Exercise directions:
Print every line below exactly. Skip the pictures.

*** Opening Input ***

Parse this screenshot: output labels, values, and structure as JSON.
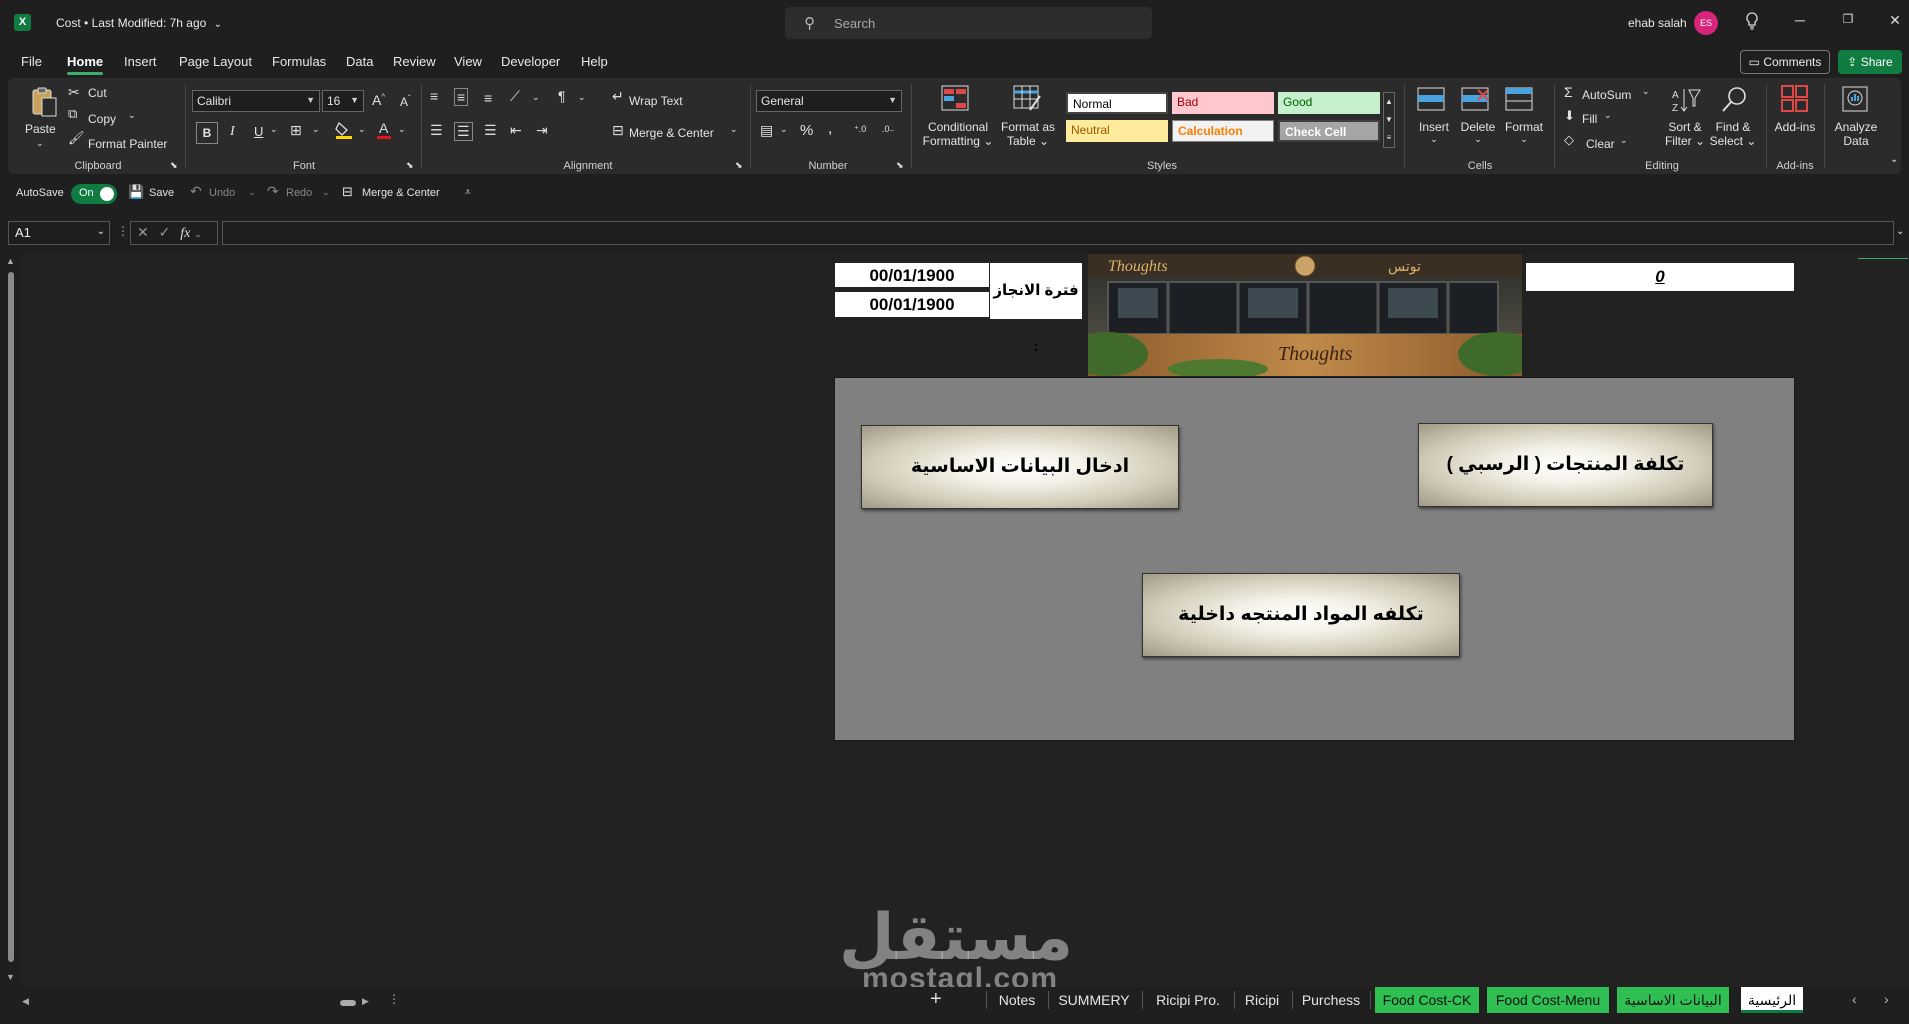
{
  "titlebar": {
    "app_icon": "excel-icon",
    "doc_name": "Cost",
    "separator": "•",
    "last_modified": "Last Modified: 7h ago",
    "search_placeholder": "Search",
    "user_name": "ehab salah",
    "user_initials": "ES"
  },
  "menu": {
    "tabs": [
      "File",
      "Home",
      "Insert",
      "Page Layout",
      "Formulas",
      "Data",
      "Review",
      "View",
      "Developer",
      "Help"
    ],
    "active": "Home",
    "comments": "Comments",
    "share": "Share"
  },
  "ribbon": {
    "clipboard": {
      "paste": "Paste",
      "cut": "Cut",
      "copy": "Copy",
      "format_painter": "Format Painter",
      "label": "Clipboard"
    },
    "font": {
      "name": "Calibri",
      "size": "16",
      "bold": "B",
      "italic": "I",
      "underline": "U",
      "label": "Font"
    },
    "alignment": {
      "wrap_text": "Wrap Text",
      "merge_center": "Merge & Center",
      "label": "Alignment"
    },
    "number": {
      "format": "General",
      "label": "Number"
    },
    "styles": {
      "conditional_1": "Conditional",
      "conditional_2": "Formatting",
      "table_1": "Format as",
      "table_2": "Table",
      "normal": "Normal",
      "bad": "Bad",
      "good": "Good",
      "neutral": "Neutral",
      "calculation": "Calculation",
      "check_cell": "Check Cell",
      "label": "Styles"
    },
    "cells": {
      "insert": "Insert",
      "delete": "Delete",
      "format": "Format",
      "label": "Cells"
    },
    "editing": {
      "autosum": "AutoSum",
      "fill": "Fill",
      "clear": "Clear",
      "sort_1": "Sort &",
      "sort_2": "Filter",
      "find_1": "Find &",
      "find_2": "Select",
      "label": "Editing"
    },
    "addins": {
      "addins": "Add-ins",
      "analyze_1": "Analyze",
      "analyze_2": "Data",
      "label": "Add-ins"
    },
    "colors": {
      "accent": "#107c41",
      "normal_bg": "#ffffff",
      "bad_bg": "#ffc7ce",
      "bad_fg": "#9c0006",
      "good_bg": "#c6efce",
      "good_fg": "#006100",
      "neutral_bg": "#ffeb9c",
      "neutral_fg": "#9c5700",
      "calc_bg": "#f2f2f2",
      "calc_fg": "#fa7d00",
      "check_bg": "#a5a5a5"
    }
  },
  "qat": {
    "autosave": "AutoSave",
    "autosave_state": "On",
    "save": "Save",
    "undo": "Undo",
    "redo": "Redo",
    "merge_center": "Merge & Center"
  },
  "formula_bar": {
    "name_box": "A1",
    "fx": "fx",
    "content": ""
  },
  "sheet": {
    "date_from": "00/01/1900",
    "date_to": "00/01/1900",
    "period_label": "فترة الانجاز :",
    "value": "0",
    "buttons": {
      "basic_data": "ادخال البيانات الاساسية",
      "product_cost": "تكلفة المنتجات ( الرسبي )",
      "internal_materials": "تكلفه المواد المنتجه داخلية"
    }
  },
  "watermark": {
    "arabic": "مستقل",
    "latin": "mostaql.com"
  },
  "sheet_tabs": {
    "items": [
      {
        "label": "Notes",
        "style": "plain"
      },
      {
        "label": "SUMMERY",
        "style": "plain"
      },
      {
        "label": "Ricipi Pro.",
        "style": "plain"
      },
      {
        "label": "Ricipi",
        "style": "plain"
      },
      {
        "label": "Purchess",
        "style": "plain"
      },
      {
        "label": "Food Cost-CK",
        "style": "green"
      },
      {
        "label": "Food Cost-Menu",
        "style": "green"
      },
      {
        "label": "البيانات الاساسية",
        "style": "green"
      },
      {
        "label": "الرئيسية",
        "style": "active"
      }
    ],
    "add": "+"
  }
}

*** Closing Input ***

Solution for this task:
Parse this screenshot: output labels, values, and structure as JSON.
{
  "titlebar": {
    "app_icon": "excel-icon",
    "doc_name": "Cost",
    "separator": "•",
    "last_modified": "Last Modified: 7h ago",
    "search_placeholder": "Search",
    "user_name": "ehab salah",
    "user_initials": "ES"
  },
  "menu": {
    "tabs": [
      "File",
      "Home",
      "Insert",
      "Page Layout",
      "Formulas",
      "Data",
      "Review",
      "View",
      "Developer",
      "Help"
    ],
    "active": "Home",
    "comments": "Comments",
    "share": "Share"
  },
  "ribbon": {
    "clipboard": {
      "paste": "Paste",
      "cut": "Cut",
      "copy": "Copy",
      "format_painter": "Format Painter",
      "label": "Clipboard"
    },
    "font": {
      "name": "Calibri",
      "size": "16",
      "bold": "B",
      "italic": "I",
      "underline": "U",
      "label": "Font"
    },
    "alignment": {
      "wrap_text": "Wrap Text",
      "merge_center": "Merge & Center",
      "label": "Alignment"
    },
    "number": {
      "format": "General",
      "label": "Number"
    },
    "styles": {
      "conditional_1": "Conditional",
      "conditional_2": "Formatting",
      "table_1": "Format as",
      "table_2": "Table",
      "normal": "Normal",
      "bad": "Bad",
      "good": "Good",
      "neutral": "Neutral",
      "calculation": "Calculation",
      "check_cell": "Check Cell",
      "label": "Styles"
    },
    "cells": {
      "insert": "Insert",
      "delete": "Delete",
      "format": "Format",
      "label": "Cells"
    },
    "editing": {
      "autosum": "AutoSum",
      "fill": "Fill",
      "clear": "Clear",
      "sort_1": "Sort &",
      "sort_2": "Filter",
      "find_1": "Find &",
      "find_2": "Select",
      "label": "Editing"
    },
    "addins": {
      "addins": "Add-ins",
      "analyze_1": "Analyze",
      "analyze_2": "Data",
      "label": "Add-ins"
    },
    "colors": {
      "accent": "#107c41",
      "normal_bg": "#ffffff",
      "bad_bg": "#ffc7ce",
      "bad_fg": "#9c0006",
      "good_bg": "#c6efce",
      "good_fg": "#006100",
      "neutral_bg": "#ffeb9c",
      "neutral_fg": "#9c5700",
      "calc_bg": "#f2f2f2",
      "calc_fg": "#fa7d00",
      "check_bg": "#a5a5a5"
    }
  },
  "qat": {
    "autosave": "AutoSave",
    "autosave_state": "On",
    "save": "Save",
    "undo": "Undo",
    "redo": "Redo",
    "merge_center": "Merge & Center"
  },
  "formula_bar": {
    "name_box": "A1",
    "fx": "fx",
    "content": ""
  },
  "sheet": {
    "date_from": "00/01/1900",
    "date_to": "00/01/1900",
    "period_label": "فترة الانجاز :",
    "value": "0",
    "buttons": {
      "basic_data": "ادخال البيانات الاساسية",
      "product_cost": "تكلفة المنتجات ( الرسبي )",
      "internal_materials": "تكلفه المواد المنتجه داخلية"
    }
  },
  "watermark": {
    "arabic": "مستقل",
    "latin": "mostaql.com"
  },
  "sheet_tabs": {
    "items": [
      {
        "label": "Notes",
        "style": "plain"
      },
      {
        "label": "SUMMERY",
        "style": "plain"
      },
      {
        "label": "Ricipi Pro.",
        "style": "plain"
      },
      {
        "label": "Ricipi",
        "style": "plain"
      },
      {
        "label": "Purchess",
        "style": "plain"
      },
      {
        "label": "Food Cost-CK",
        "style": "green"
      },
      {
        "label": "Food Cost-Menu",
        "style": "green"
      },
      {
        "label": "البيانات الاساسية",
        "style": "green"
      },
      {
        "label": "الرئيسية",
        "style": "active"
      }
    ],
    "add": "+"
  }
}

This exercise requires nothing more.